YOUR TASK –
Filter the entries and keep only the lines where the string "SBFX" appears.

[DATA EXCERPTS — start]

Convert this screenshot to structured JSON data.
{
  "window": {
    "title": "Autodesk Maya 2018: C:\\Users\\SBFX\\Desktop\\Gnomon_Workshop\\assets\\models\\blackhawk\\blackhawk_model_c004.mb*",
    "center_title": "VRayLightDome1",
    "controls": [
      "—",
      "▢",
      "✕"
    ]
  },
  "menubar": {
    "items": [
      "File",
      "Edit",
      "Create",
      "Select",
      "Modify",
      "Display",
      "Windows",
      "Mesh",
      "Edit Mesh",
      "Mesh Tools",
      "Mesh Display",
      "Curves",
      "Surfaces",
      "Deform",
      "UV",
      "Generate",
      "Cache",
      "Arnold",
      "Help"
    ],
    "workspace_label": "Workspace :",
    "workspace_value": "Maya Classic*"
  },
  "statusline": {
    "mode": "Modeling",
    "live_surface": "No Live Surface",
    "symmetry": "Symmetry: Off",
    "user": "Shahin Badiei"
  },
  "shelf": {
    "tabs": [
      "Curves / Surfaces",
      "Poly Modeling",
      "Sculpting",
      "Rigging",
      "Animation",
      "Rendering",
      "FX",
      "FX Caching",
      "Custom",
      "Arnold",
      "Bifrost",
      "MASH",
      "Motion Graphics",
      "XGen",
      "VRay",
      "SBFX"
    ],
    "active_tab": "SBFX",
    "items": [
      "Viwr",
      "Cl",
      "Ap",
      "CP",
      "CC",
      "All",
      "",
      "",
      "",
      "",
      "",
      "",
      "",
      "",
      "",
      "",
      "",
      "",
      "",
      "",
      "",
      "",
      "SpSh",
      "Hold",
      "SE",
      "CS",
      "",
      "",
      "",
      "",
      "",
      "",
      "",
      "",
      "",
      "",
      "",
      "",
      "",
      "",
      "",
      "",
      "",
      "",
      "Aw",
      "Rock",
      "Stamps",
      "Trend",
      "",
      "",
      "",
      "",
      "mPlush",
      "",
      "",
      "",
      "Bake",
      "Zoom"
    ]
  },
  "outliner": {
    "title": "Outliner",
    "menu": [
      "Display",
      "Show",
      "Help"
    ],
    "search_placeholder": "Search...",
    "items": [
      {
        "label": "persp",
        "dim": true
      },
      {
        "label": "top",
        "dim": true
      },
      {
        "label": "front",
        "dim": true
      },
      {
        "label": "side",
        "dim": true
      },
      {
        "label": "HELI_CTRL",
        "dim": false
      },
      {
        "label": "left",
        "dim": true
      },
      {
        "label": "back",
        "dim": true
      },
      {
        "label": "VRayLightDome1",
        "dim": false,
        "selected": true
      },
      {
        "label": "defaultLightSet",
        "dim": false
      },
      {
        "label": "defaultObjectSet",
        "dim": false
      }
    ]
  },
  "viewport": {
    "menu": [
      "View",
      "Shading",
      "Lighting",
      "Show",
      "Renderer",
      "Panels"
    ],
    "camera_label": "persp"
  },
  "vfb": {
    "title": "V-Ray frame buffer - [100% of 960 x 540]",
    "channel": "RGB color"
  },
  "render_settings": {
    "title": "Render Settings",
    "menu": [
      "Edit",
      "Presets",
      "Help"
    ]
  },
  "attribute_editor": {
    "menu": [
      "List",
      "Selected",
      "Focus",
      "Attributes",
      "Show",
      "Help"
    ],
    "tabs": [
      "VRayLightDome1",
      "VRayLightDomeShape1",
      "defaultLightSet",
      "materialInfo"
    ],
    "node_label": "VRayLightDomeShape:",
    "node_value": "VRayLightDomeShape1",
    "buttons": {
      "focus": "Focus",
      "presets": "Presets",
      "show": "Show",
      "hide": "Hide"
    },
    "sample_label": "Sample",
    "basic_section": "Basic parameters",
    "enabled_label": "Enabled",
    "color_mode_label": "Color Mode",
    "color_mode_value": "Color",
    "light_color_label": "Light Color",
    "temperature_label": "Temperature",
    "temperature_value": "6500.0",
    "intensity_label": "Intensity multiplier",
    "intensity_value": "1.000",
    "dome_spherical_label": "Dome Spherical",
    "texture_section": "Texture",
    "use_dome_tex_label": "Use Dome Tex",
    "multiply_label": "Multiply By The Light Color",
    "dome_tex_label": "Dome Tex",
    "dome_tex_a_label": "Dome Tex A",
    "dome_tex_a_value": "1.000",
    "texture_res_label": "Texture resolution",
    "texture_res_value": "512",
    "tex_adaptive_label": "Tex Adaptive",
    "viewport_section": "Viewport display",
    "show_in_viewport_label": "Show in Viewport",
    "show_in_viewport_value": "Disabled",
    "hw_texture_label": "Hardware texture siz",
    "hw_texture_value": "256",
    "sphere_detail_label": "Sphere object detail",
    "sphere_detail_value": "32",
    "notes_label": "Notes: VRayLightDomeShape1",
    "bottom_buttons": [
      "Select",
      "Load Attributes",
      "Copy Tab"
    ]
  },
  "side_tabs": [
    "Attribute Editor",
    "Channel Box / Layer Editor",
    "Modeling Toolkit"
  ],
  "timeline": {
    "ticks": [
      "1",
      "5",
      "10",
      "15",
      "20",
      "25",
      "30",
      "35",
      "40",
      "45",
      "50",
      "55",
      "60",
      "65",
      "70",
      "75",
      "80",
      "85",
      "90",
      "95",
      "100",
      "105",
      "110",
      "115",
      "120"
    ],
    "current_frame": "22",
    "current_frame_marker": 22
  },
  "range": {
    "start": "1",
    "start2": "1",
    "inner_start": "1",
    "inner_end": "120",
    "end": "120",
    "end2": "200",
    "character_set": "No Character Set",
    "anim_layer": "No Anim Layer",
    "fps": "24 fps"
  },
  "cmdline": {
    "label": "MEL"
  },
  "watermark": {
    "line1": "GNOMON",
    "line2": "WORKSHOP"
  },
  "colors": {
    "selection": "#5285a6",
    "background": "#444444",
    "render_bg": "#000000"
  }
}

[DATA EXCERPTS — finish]

EXERCISE RESULT –
    "title": "Autodesk Maya 2018: C:\\Users\\SBFX\\Desktop\\Gnomon_Workshop\\assets\\models\\blackhawk\\blackhawk_model_c004.mb*",
      "SBFX"
    "active_tab": "SBFX",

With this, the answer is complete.